- Assigned task:
All lines in the material containing the word "JSON" need to be copied.

- Exercise inputs:
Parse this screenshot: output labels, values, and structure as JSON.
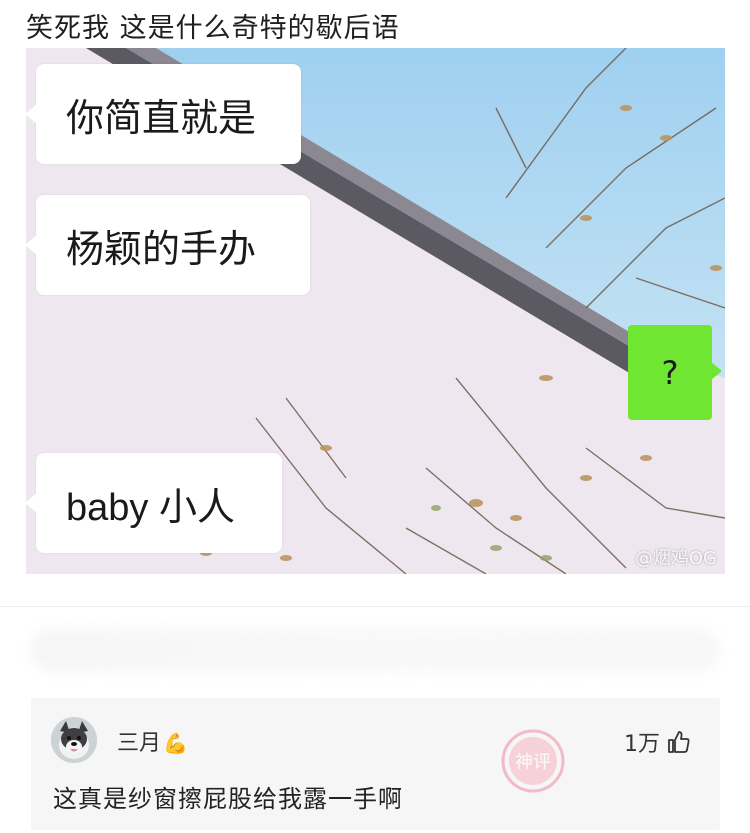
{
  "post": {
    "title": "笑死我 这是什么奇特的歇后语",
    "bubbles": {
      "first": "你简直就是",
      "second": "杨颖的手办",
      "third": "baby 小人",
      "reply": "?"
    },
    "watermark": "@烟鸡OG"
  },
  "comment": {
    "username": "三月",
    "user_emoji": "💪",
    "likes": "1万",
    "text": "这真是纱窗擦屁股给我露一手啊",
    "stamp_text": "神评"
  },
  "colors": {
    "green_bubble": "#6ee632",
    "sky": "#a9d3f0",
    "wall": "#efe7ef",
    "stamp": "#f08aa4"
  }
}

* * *

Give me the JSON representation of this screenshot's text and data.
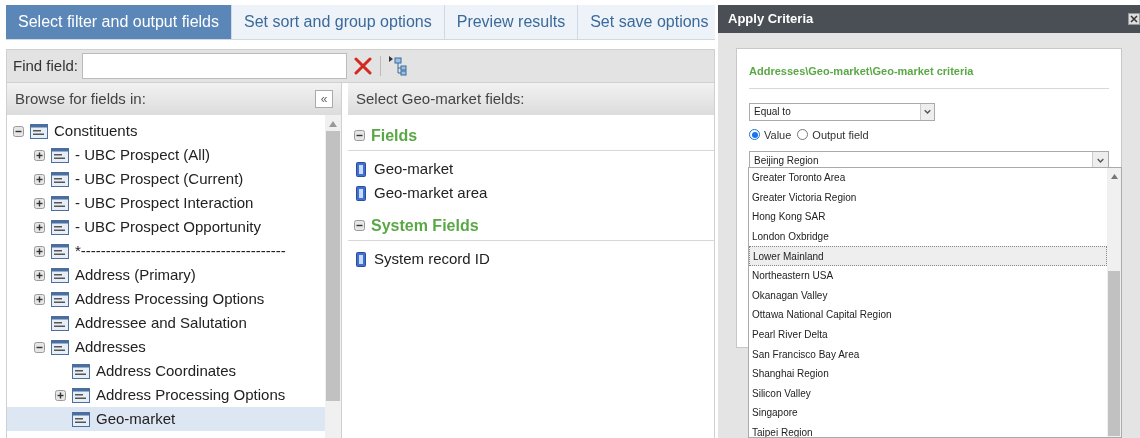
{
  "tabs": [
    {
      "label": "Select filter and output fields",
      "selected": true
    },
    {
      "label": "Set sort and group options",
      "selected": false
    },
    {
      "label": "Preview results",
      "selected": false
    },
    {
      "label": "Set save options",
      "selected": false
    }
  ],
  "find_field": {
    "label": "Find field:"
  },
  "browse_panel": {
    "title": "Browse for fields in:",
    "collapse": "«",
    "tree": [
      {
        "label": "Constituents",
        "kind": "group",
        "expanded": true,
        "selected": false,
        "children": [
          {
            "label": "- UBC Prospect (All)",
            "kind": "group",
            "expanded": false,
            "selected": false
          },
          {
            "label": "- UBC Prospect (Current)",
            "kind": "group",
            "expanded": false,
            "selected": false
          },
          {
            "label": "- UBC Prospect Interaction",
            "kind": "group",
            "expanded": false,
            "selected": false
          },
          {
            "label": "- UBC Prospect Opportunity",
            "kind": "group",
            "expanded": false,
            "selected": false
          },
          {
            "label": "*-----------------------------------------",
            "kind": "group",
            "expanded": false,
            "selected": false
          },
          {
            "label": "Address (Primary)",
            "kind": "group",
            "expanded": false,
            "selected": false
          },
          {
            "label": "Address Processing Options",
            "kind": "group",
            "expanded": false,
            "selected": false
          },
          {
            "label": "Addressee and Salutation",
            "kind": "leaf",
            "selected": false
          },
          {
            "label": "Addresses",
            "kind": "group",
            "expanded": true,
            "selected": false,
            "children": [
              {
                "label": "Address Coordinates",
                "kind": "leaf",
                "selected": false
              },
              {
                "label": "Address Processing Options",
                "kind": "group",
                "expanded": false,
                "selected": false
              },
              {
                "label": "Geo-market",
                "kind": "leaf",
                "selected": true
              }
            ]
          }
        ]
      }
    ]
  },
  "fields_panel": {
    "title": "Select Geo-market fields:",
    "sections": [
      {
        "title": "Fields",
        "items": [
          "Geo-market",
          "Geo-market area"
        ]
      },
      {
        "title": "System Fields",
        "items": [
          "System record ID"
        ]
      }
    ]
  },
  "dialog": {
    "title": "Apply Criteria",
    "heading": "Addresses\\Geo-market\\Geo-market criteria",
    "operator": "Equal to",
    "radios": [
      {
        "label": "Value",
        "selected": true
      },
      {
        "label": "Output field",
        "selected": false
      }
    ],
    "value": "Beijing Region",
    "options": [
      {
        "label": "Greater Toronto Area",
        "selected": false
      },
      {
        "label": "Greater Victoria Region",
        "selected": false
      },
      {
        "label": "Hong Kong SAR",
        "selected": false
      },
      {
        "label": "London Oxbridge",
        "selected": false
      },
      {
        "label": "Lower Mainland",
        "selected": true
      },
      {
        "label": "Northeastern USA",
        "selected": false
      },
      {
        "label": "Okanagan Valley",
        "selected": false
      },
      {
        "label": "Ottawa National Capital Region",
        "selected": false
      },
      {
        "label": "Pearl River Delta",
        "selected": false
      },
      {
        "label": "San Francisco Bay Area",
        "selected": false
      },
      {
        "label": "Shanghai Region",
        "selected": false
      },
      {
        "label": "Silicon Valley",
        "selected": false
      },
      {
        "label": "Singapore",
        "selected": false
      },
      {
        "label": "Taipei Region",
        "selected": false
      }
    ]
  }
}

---

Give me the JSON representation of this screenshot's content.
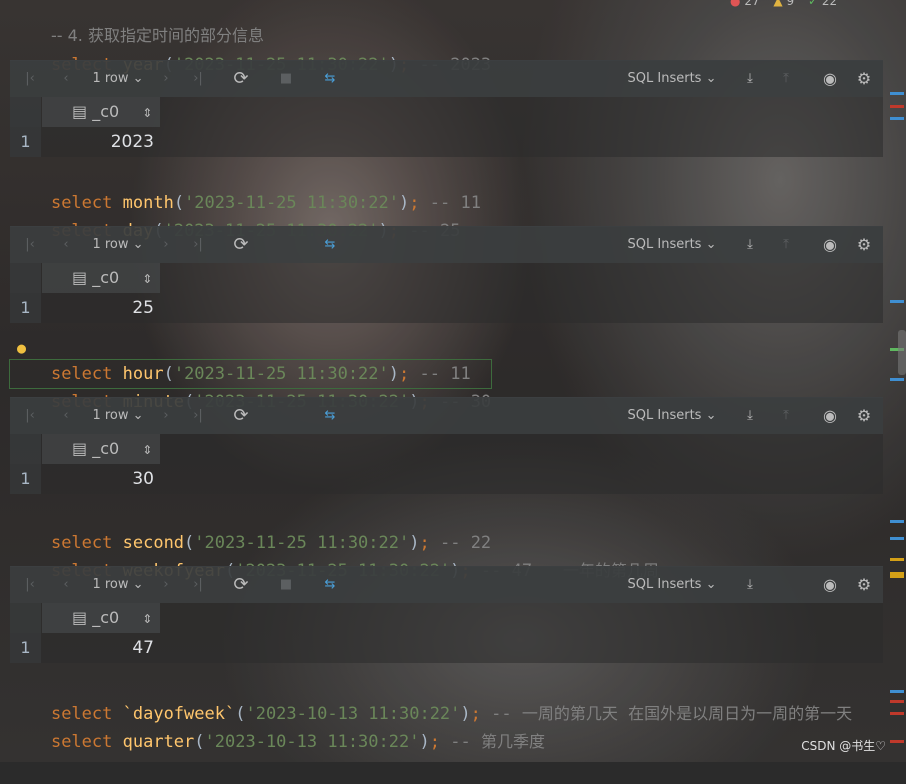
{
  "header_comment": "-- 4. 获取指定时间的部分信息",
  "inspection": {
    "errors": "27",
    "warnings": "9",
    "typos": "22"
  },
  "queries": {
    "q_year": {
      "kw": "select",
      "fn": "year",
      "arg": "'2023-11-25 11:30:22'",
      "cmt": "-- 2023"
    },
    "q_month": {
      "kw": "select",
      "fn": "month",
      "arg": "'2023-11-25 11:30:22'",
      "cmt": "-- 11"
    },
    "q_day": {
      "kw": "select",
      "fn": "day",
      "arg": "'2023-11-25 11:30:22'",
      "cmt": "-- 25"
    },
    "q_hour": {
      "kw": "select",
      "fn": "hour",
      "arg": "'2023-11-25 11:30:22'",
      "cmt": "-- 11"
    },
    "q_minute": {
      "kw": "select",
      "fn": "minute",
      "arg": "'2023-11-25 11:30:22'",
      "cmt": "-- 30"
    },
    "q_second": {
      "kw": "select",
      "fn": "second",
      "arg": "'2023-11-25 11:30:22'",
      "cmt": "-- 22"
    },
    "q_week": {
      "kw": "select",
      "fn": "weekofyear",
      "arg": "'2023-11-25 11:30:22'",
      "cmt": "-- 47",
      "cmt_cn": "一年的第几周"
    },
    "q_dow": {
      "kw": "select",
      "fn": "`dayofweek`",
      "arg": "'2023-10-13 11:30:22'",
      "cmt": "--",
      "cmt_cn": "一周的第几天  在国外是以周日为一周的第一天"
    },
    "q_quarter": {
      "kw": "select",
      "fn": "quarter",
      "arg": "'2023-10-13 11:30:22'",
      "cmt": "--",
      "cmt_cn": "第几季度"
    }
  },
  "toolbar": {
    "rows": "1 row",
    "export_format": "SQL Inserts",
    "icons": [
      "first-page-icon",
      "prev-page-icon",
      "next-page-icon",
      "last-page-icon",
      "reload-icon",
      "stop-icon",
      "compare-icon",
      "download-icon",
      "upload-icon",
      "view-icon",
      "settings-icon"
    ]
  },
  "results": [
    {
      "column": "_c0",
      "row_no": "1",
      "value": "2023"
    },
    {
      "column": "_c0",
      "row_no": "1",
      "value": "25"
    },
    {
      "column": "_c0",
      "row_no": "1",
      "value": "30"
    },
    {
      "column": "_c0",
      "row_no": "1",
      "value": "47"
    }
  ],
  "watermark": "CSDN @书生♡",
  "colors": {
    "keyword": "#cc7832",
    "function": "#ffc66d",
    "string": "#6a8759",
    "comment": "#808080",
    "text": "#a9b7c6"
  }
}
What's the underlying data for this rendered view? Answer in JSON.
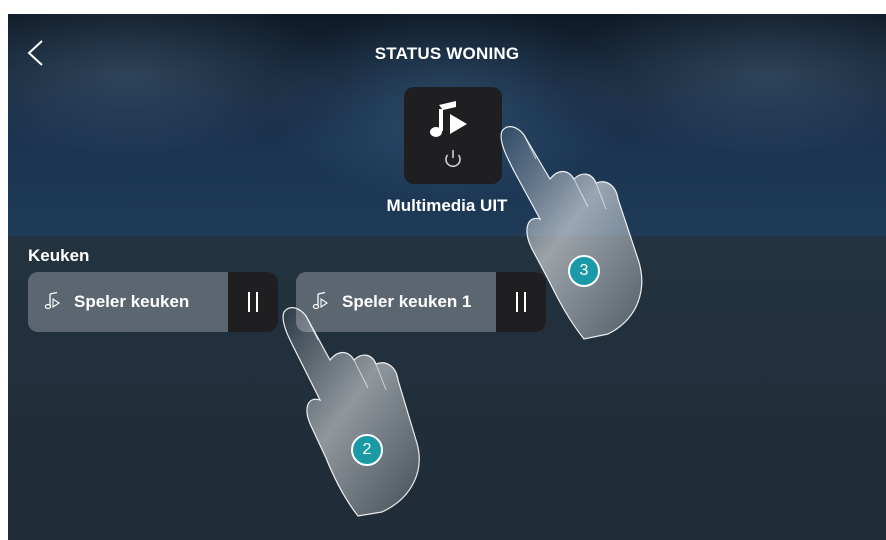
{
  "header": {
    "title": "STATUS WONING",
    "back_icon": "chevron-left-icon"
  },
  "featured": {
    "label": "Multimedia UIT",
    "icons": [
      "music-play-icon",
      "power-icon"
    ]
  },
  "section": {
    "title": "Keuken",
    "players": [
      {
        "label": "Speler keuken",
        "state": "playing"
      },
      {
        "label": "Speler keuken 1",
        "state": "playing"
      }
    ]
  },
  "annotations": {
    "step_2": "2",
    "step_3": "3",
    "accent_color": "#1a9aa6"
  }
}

- Result:
Parse this screenshot: output labels, values, and structure as JSON.
Give me the JSON representation of this screenshot's text and data.
Give me the JSON representation of this screenshot's content.
What's the underlying data for this rendered view? Answer in JSON.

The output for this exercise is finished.